Every piece of food for the president will be certified as safe, with a tester overseen by Israeli and U.S. security officials perusing every meal destined for Trump and his family.

The hotel — which has been targeted before, most famously in 1946 when militant Zionists fighting for an independent state bombed the building and killed 91 — is only part of the plan to safeguard the president.

Image: Aftermath of King David Hotel bombing in 1946
British soldiers dig their way through the debris in search of survivors after a blast at the King David Hotel in 1946. Fox Photos / Getty Images

Israel’s Operation “Blue Shield” will involve undercover police, special patrols, motorcycle officers, sniffer dogs and helicopters.

More than 10,000 police officers will be tasked with securing his trip throughout Jerusalem, the restive holy city that both Israelis and Palestinians claim as their capital.

"The level of security will be at its highest," said Micky Rosenfeld, a spokesman for the Israeli police. "It is a top priority that there is close coordination with the U.S., making sure the visit goes exactly according to plan."

Palestinian officials also said they were working with the U.S. on logistics, such as Trump's crossing from Jerusalem to Bethlehem and meeting with Palestinian leader Mahmoud Abbas.

“All the roads he will be passing through will be secured and emptied of vehicles,” said Maj. Gen. Adnan Damiri, the spokesperson for the Palestinian security forces. "Armored cars and police dogs trained to detect explosive materials will be used in cooperation with American security.”

On Thursday, local media began reporting that a full-blown U.S. airlift had begun. Laden with equipment and dozens of vehicles, around 30 C-17 military planes arrived in Israel.

The sprawling security operation in Israel and the West Bank underscored the longstanding tensions in the region. At the heart of the conflict is the Palestinians' desire for an independent state in the West Bank, Gaza Strip and east Jerusalem — land captured by Israel during the 1967 Six-Day War.

According to Israeli emergency services, some 48 Israelis have been killed and 608 wounded in attacks by individual Palestinians since August 2015 — the latest bout of violence. During the same period, around 260 Palestinians were killed by Israeli forces and more than 18,000 wounded, according to Palestinian officials.

Coordination between different countries' security agencies will be a major priority given the size and importance of the operation, said Christopher Hagon, managing director of Florida-based security consultancy Incident Management Group.

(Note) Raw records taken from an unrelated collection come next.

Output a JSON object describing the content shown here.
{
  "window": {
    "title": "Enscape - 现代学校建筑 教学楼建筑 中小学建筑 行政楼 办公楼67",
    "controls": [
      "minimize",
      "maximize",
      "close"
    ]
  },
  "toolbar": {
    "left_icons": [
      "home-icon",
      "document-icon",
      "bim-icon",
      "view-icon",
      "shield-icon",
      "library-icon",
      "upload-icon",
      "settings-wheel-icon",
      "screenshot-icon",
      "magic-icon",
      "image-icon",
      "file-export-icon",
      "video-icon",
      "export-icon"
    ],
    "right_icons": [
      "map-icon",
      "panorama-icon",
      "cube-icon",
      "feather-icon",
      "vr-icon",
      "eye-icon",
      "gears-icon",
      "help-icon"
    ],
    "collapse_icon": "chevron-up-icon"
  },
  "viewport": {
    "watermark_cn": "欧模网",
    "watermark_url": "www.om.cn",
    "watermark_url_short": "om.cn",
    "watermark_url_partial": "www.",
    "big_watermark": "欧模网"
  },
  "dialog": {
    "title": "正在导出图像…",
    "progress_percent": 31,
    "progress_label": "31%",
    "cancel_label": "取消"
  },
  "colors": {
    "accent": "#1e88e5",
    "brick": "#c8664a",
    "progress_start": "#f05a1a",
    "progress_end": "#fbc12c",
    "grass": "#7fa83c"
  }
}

"The more resources you have, the more someone has to organize them — that would be a really big task," said Hagon, who was a personal protection officer to Britain's Queen Elizabeth II in the 1980s. "People tend to look at this stuff as basic protection that they can see, but what they don't see is that 90 percent is underwater. And it is made more complicated by other agencies wanting this, asking for that."

He added: "I always had concerns that if it was overkill it might jeopardize the operation."

And there certainly will be a lot going on during Trump's visit.

The president’s entourage will include his wife Melania, daughter Ivanka and son-in-law Jared Kushner.

Trump, who professes to have an exceptionally warm relationship with Israel, will also be traveling to the occupied West Bank city of Bethlehem, where Christians believe Christ was born.

Image: Donald Trump Jerusalem visit preparations
A banner welcoming President Donald Trump hangs on the side of a building in Jerusalem.Abir Sultan / EPA

His trip will include a visit the one of Christianity's holiest sites, the Church of the Holy Sepulchre, and he will be the first sitting president to visit the Western Wall in East Jerusalem.

Trump has said he is hoping to broker a peace deal between the Palestinians and Israelis, a feat that has eluded world leaders for decades.

Back at the King David, the U.S. delegation spent Sunday transforming the hotel into a fortress ahead of the president’s arrival.

The hotel’s 233 rooms will be occupied not only by Trump and his family but also the Secret Service, Army Rangers, Navy SEALs, as well as Israeli security officials, according to Ritz.

He added: “Nothing is taken for chance so Trump and his family will be very safe.”

F. Brinley Bruton reported from London.